He's the victim of a shameful phone scam. An elderly gent, fleeced out of his money by a con man posing as his grandson.
"I answered a phone call that sent my life into a tailspin and conned me out of $7,000," he said.
The 81-year-old senior citizen testified before a Senate special committee investigating the growing problem.
Audio tapes reveal how the con artists operate.
Con man: "Hi, grandpa."
Con man: "Do you know who this is?"
Con man: "Yeah."
Grandfather: "What's the matter?"
Con man: "I've been in a car wreck."
Orville and Dorothy Shanafelt thought they were talking to their grandson, Randy, and it sure sounded like he needed help.
Grandmother: "Were you hurt bad?"
Con man: "My ribs and my jaw.

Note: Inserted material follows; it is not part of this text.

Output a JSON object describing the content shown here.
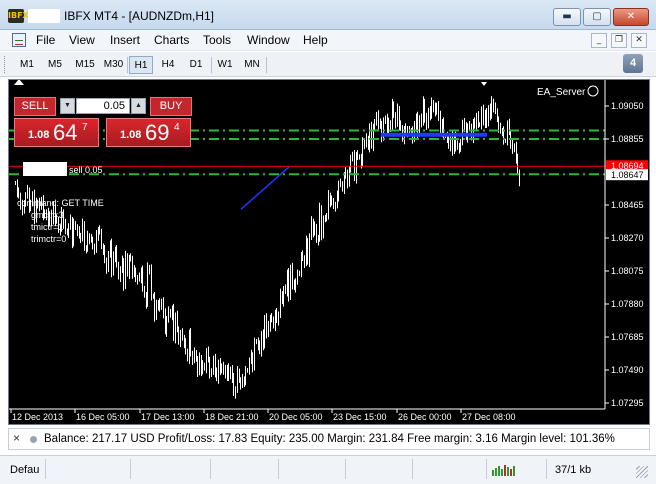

That's why I'm talking the way I am."
The con man convinced them to drive to Western Union and wire $550 that he said he needed to get his car out of the tow yard.
Con man: "Grandma, I don't want mom, or I don't want nobody to know."

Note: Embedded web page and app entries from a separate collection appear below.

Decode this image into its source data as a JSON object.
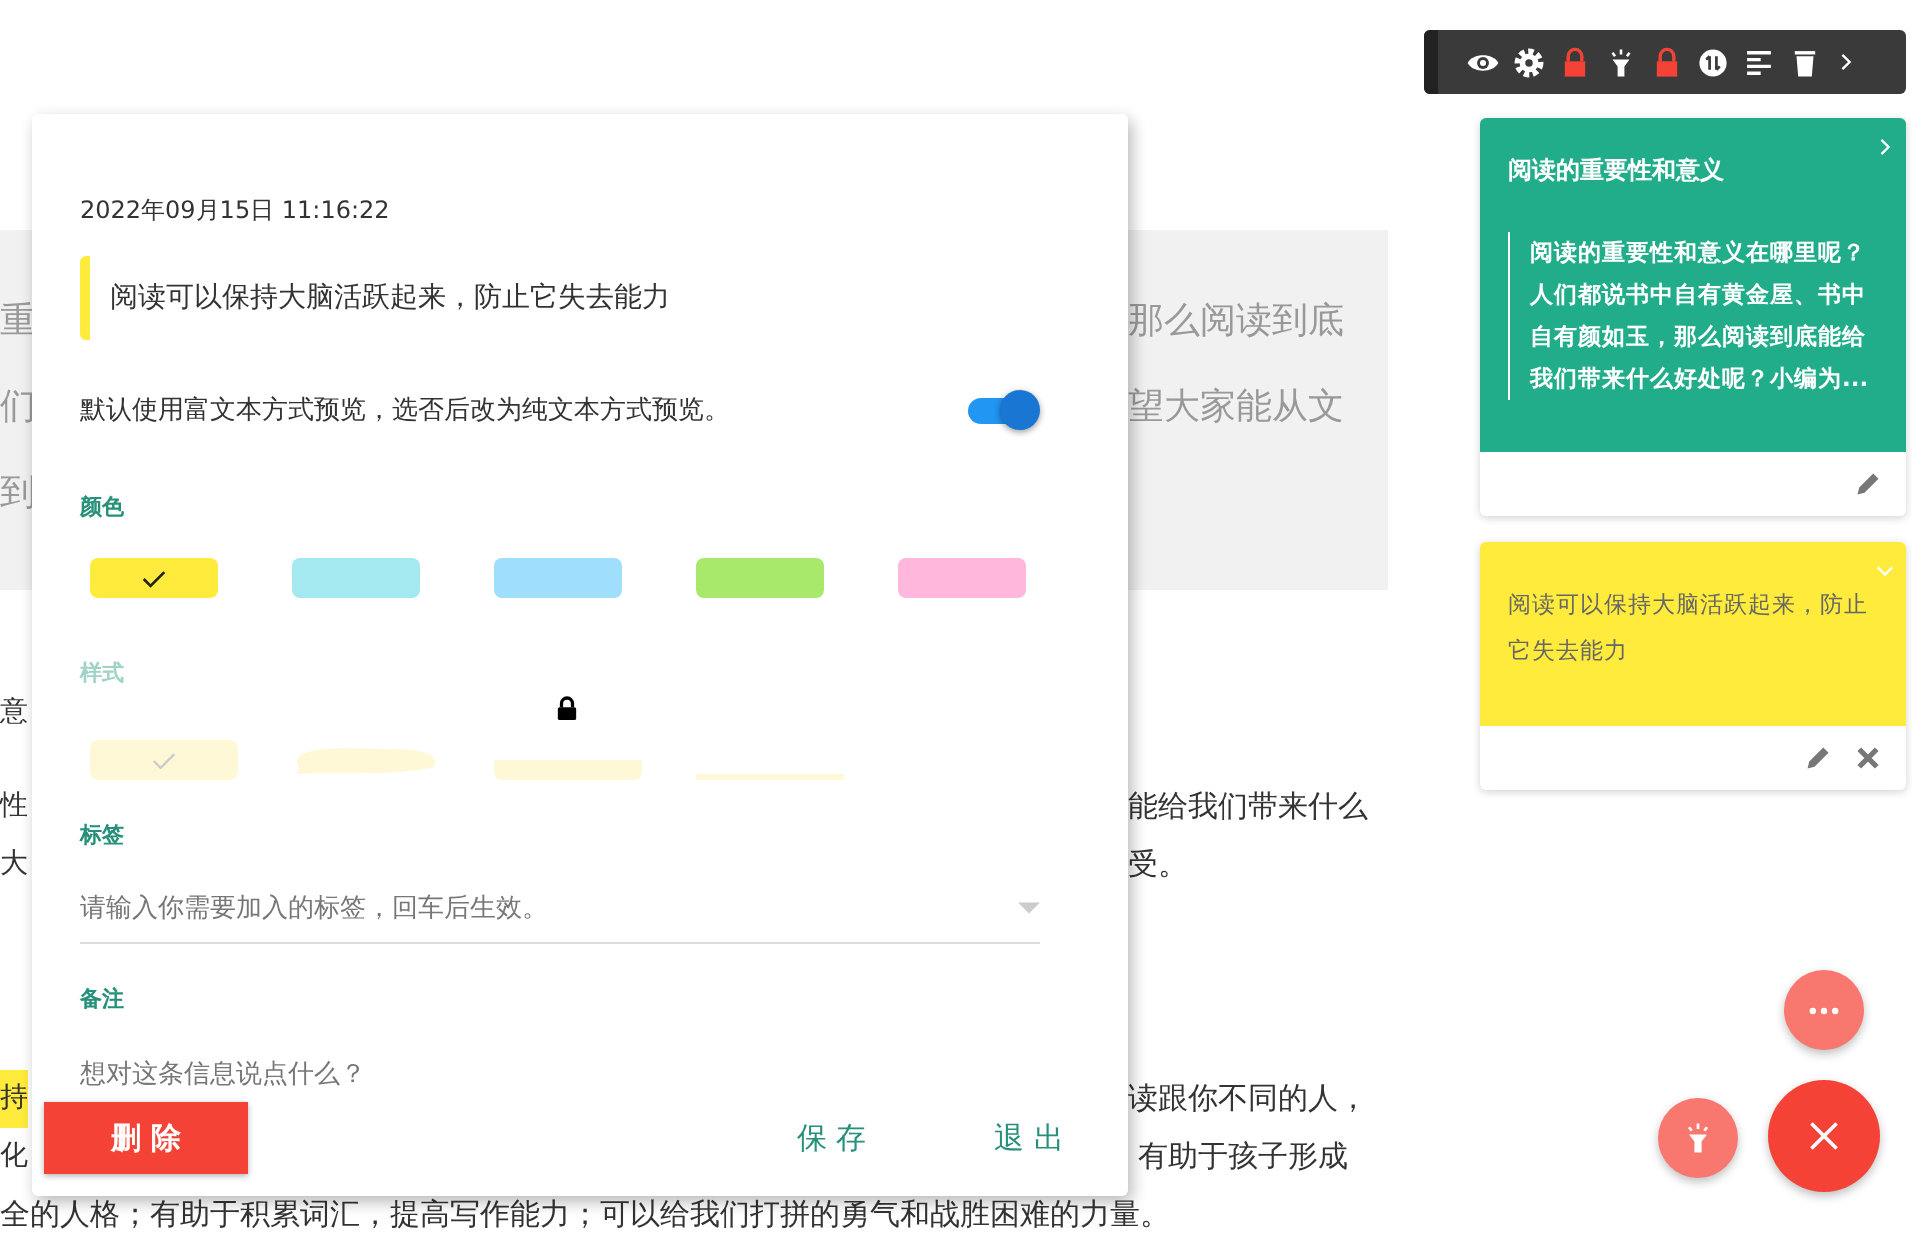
{
  "article": {
    "intro_lines": [
      {
        "left": "重",
        "right": "那么阅读到底"
      },
      {
        "left": "们",
        "right": "望大家能从文"
      },
      {
        "left": "到"
      }
    ],
    "paragraphs": [
      {
        "kind": "text",
        "lines": [
          {
            "left": "意"
          }
        ]
      },
      {
        "kind": "text",
        "lines": [
          {
            "left": "性",
            "right": "能给我们带来什么"
          },
          {
            "left": "大",
            "right": "受。"
          }
        ]
      },
      {
        "kind": "text",
        "lines": [
          {
            "left": "持",
            "highlighted": true,
            "right": "读跟你不同的人，"
          },
          {
            "left": "化",
            "right": " 有助于孩子形成"
          },
          {
            "full": "全的人格；有助于积累词汇，提高写作能力；可以给我们打拼的勇气和战胜困难的力量。"
          }
        ]
      }
    ]
  },
  "dialog": {
    "date": "2022年09月15日 11:16:22",
    "quote": "阅读可以保持大脑活跃起来，防止它失去能力",
    "toggle": {
      "label": "默认使用富文本方式预览，选否后改为纯文本方式预览。",
      "on": true
    },
    "color_label": "颜色",
    "colors": [
      {
        "color": "#ffeb3b",
        "selected": true
      },
      {
        "color": "#a5e9f0",
        "selected": false
      },
      {
        "color": "#a0defd",
        "selected": false
      },
      {
        "color": "#a8e86a",
        "selected": false
      },
      {
        "color": "#ffb8dc",
        "selected": false
      }
    ],
    "style_label": "样式",
    "style_disabled": true,
    "styles": [
      {
        "kind": "fill",
        "selected": true,
        "locked": false
      },
      {
        "kind": "brush",
        "selected": false,
        "locked": false
      },
      {
        "kind": "block-underline",
        "selected": false,
        "locked": true
      },
      {
        "kind": "underline",
        "selected": false,
        "locked": false
      }
    ],
    "tag_label": "标签",
    "tag_placeholder": "请输入你需要加入的标签，回车后生效。",
    "note_label": "备注",
    "note_placeholder": "想对这条信息说点什么？",
    "delete_button": "删 除",
    "save_button": "保 存",
    "exit_button": "退 出"
  },
  "cards": [
    {
      "color": "#21ac8a",
      "title": "阅读的重要性和意义",
      "quote": "阅读的重要性和意义在哪里呢？人们都说书中自有黄金屋、书中自有颜如玉，那么阅读到底能给我们带来什么好处呢？小编为...",
      "expanded": false,
      "deletable": false
    },
    {
      "color": "#ffeb3b",
      "quote": "阅读可以保持大脑活跃起来，防止它失去能力",
      "expanded": true,
      "deletable": true
    }
  ]
}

Grandmother: "We won't tell your mother then."
Believe it or not, the caller was an inmate and he was actually calling from jail.
Luckily, all inmate phone calls are recorded and the scam was exposed.
Here's another con man targeting a little old lady:
Con man: "Hi, grandma."
Grandmother: "Who is this?"
Con man: "Your favorite grandson."
Con man: "Yes."
Grandmother: "What's the matter, dear?"
Con man: "Is there any way you can take a cab to the bank?"
Grandmother: "Go to the bank?"
Con man: "Yeah."
Grandmother: "It'll take me a little while because I use a walker."
Con man: "I know that you use a walker, grandma."
One con man described his technique for ripping off old folk, telling INSIDE EDITION, "You can make $10,000 a day sometimes, if you do it properly. Once you get them emotionally involved, they'll do anything for you, hopefully."